Musk also says this is his last offering, although John Coffee of Columbia University, a corporate governance expert, notes that Musk is not tied down. (Coffee thinks Musk could very easily get money to fund a bid.) It’s possible this is just another way to pressure the Twitter board into doing what it wants, Coffee says. Musk said in his TED Talk that he has a Plan B, but that he will discuss it another time.
The filing includes a script to talk to shareholders to convince them to sell. It’s a fairly simple script, though I have no idea if non-Muske shareholders will find it compelling. By the way, that’s what’s happening now: Musk is trying to convince shareholders to sell him their share of the company. Twitter shareholder and Saudi prince Al Waleed bin Talal Al Saud has already rejected the offer and tweeted about said rejection† Messy!
While I’m not sure how much money he wants to buy Twitter with, I think he can sell another chunk of Tesla stock or try to get financing through a bank. Even then, I’m not sure the offer is good enough for most shareholders, as the stock was worth $70 a year ago.
Looking at Twitter’s share price, I don’t think the market believes in Musk’s offer either. When a company gets a takeover offer, the stock usually trades around the price of that offer. Twitter is currently trading well below supply, at $45.99 at the time of writing.
I wonder if Dorsey is involved behind the scenes
That’s strange. Offers like these put the company in the game and open the door to other offers. I can imagine a scenario where a company like Salesforce, who was considering a Twitter acquisition in 2016, surpasses Musk and walks away with Twitter. Disney also once considered Twitter but walked away because “the nausea is extraordinary‘ said Bob Iger. (I hear Chamath Palihapitiya also made a proposal at the time.) Rumor has it that then-CEO Jack Dorsey advocated for Twitter to go private with these bids.
And this is where things get a little curious because, besides being famous a Bitcoin maxi and CEO of a completely different company, Block, Dorsey is friends with Musk and considers him the ideal Twitter user. I wonder if Dorsey is involved behind the scenes – after all, he seemed to have been pushed out by Elliott Management, another major Twitter shareholder, in favor of Parag Agrawal, the current Twitter CEO.
There is another complicating factor. On the board of Twitter is a man named Egon Durban, who is the co-CEO of Silver Lake, an investment firm you may remember from hits like “working with Elon Musk to take Tesla private in 2018.” It’s hard for me to say offhand what this means for Musk’s bid… but it seems a lot of these guys are getting beer together.
If someone else is bidding on Twitter, that’s probably fine for Musk, who makes a ton of money — even if he says he doesn’t mean to make money, and he doesn’t care about the economy at all. But with the stock price well below Musk’s bid, it suggests the market doesn’t think there’s going to be a bidding war for Twitter. (If shareholders thought that was a possibility, the share price would top Musk’s offer.)

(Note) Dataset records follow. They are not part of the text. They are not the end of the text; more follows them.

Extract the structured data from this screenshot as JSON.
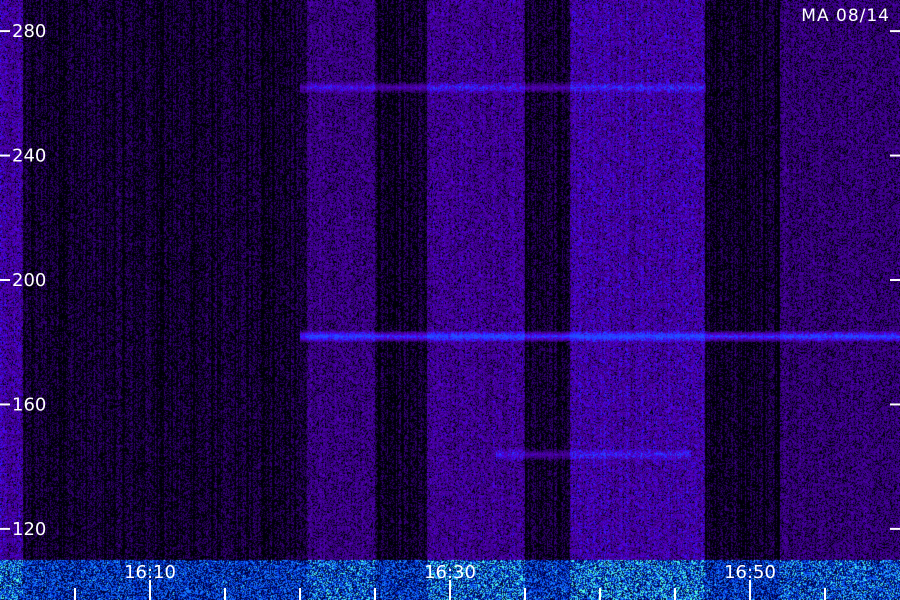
{
  "station_label": "MA 08/14",
  "chart_data": {
    "type": "heatmap",
    "title": "",
    "xlabel": "",
    "ylabel": "",
    "xlim": [
      "16:00",
      "17:00"
    ],
    "ylim": [
      110,
      290
    ],
    "y_ticks": [
      120,
      160,
      200,
      240,
      280
    ],
    "y_tick_labels": [
      "120",
      "160",
      "200",
      "240",
      "280"
    ],
    "x_ticks": [
      "16:10",
      "16:30",
      "16:50"
    ],
    "minor_x_ticks": [
      "16:05",
      "16:15",
      "16:20",
      "16:25",
      "16:35",
      "16:40",
      "16:45",
      "16:55"
    ],
    "colors": {
      "low": "#000000",
      "mid": "#4a00c8",
      "high": "#3355ff",
      "peak": "#66ffee"
    },
    "bright_columns": [
      {
        "x_start": "16:00",
        "x_end": "16:01.5",
        "intensity": 0.9
      },
      {
        "x_start": "16:20.5",
        "x_end": "16:25",
        "intensity": 0.75
      },
      {
        "x_start": "16:28.5",
        "x_end": "16:35",
        "intensity": 0.85
      },
      {
        "x_start": "16:38",
        "x_end": "16:47",
        "intensity": 0.95
      },
      {
        "x_start": "16:52",
        "x_end": "17:00",
        "intensity": 0.7
      }
    ],
    "emission_bands": [
      {
        "y": 182,
        "x_start": "16:20",
        "x_end": "17:00",
        "intensity": 1.0
      },
      {
        "y": 262,
        "x_start": "16:20",
        "x_end": "16:47",
        "intensity": 0.5
      },
      {
        "y": 144,
        "x_start": "16:33",
        "x_end": "16:46",
        "intensity": 0.45
      }
    ]
  }
}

Twitter – above all, it is loved by internet-addicted billionaires, journalists with brain worms, and the cryptocurrency community in general – is a managed social network as well. It’s culturally highly visible as 24-hour TV news channels can lazily use tweets to make television, but it’s not widely used and is currently absolutely being killed by both TikTok and the company formerly known as Facebook.
If this is really Elon’s attempt to save free speech, you have to wonder why he isn’t looking at other, bigger options. On the other hand, this is a truly groundbreaking troll – and maybe that’s all it needs to be. I expect Jack Dorsey to laugh his head off.

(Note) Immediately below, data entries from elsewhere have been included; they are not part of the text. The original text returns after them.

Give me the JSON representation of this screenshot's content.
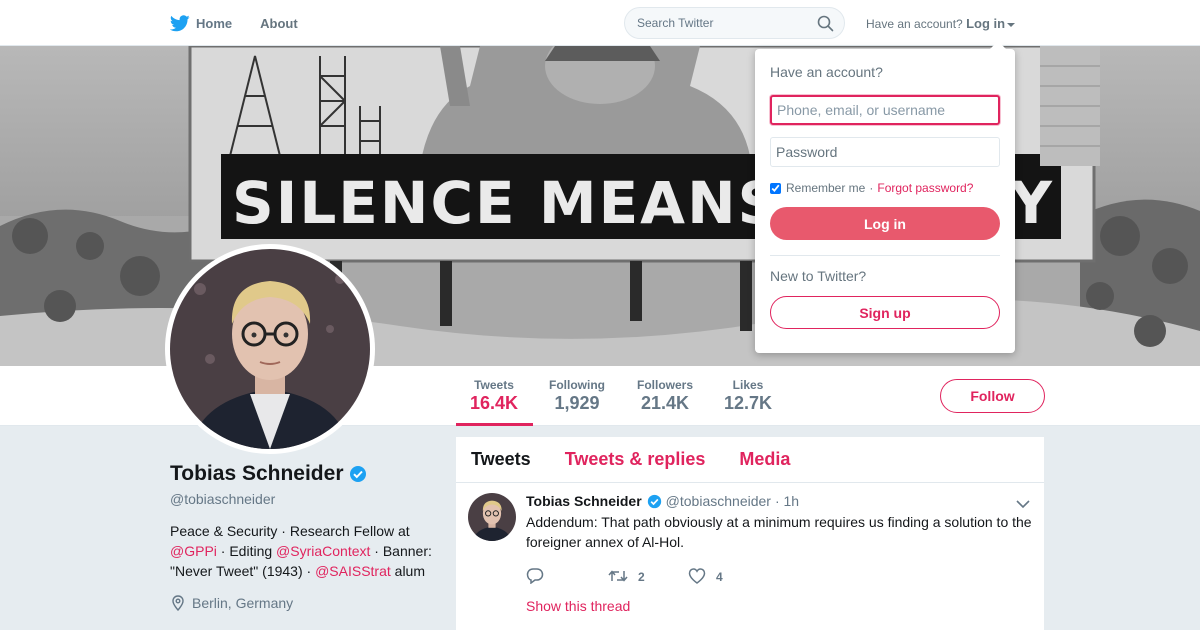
{
  "topnav": {
    "home_label": "Home",
    "about_label": "About",
    "search_placeholder": "Search Twitter",
    "have_account_text": "Have an account?",
    "login_label": "Log in"
  },
  "banner": {
    "billboard_text": "SILENCE MEANS S",
    "billboard_trailing_text": "Y"
  },
  "profile_nav": {
    "stats": [
      {
        "label": "Tweets",
        "value": "16.4K"
      },
      {
        "label": "Following",
        "value": "1,929"
      },
      {
        "label": "Followers",
        "value": "21.4K"
      },
      {
        "label": "Likes",
        "value": "12.7K"
      }
    ],
    "follow_label": "Follow"
  },
  "profile": {
    "name": "Tobias Schneider",
    "handle": "@tobiaschneider",
    "bio": {
      "part1": "Peace & Security · Research Fellow at ",
      "link1": "@GPPi",
      "part2": " · Editing ",
      "link2": "@SyriaContext",
      "part3": " · Banner: \"Never Tweet\" (1943) · ",
      "link3": "@SAISStrat",
      "part4": " alum"
    },
    "location": "Berlin, Germany"
  },
  "timeline": {
    "tabs": [
      "Tweets",
      "Tweets & replies",
      "Media"
    ],
    "tweet": {
      "author": "Tobias Schneider",
      "handle": "@tobiaschneider",
      "time": "· 1h",
      "text": "Addendum: That path obviously at a minimum requires us finding a solution to the foreigner annex of Al-Hol.",
      "reply_count": "",
      "retweet_count": "2",
      "like_count": "4",
      "show_thread": "Show this thread"
    }
  },
  "login_dropdown": {
    "title": "Have an account?",
    "username_placeholder": "Phone, email, or username",
    "password_placeholder": "Password",
    "remember_label": "Remember me",
    "separator": "·",
    "forgot_label": "Forgot password?",
    "login_button": "Log in",
    "new_text": "New to Twitter?",
    "signup_button": "Sign up"
  },
  "colors": {
    "accent": "#e0245e",
    "login_button": "#e8596d",
    "verified": "#1da1f2",
    "bird": "#1da1f2",
    "background": "#e6ecf0"
  },
  "icons": {
    "brand": "twitter-bird-icon",
    "search": "search-icon",
    "verified": "verified-badge-icon",
    "location": "location-pin-icon",
    "reply": "reply-icon",
    "retweet": "retweet-icon",
    "like": "heart-icon",
    "more": "chevron-down-icon"
  }
}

With reporting by Alex Heath and Andrew Hawkins.
Correction April 19, 11:30 a.m. ET: Removes erroneous reference to Libra.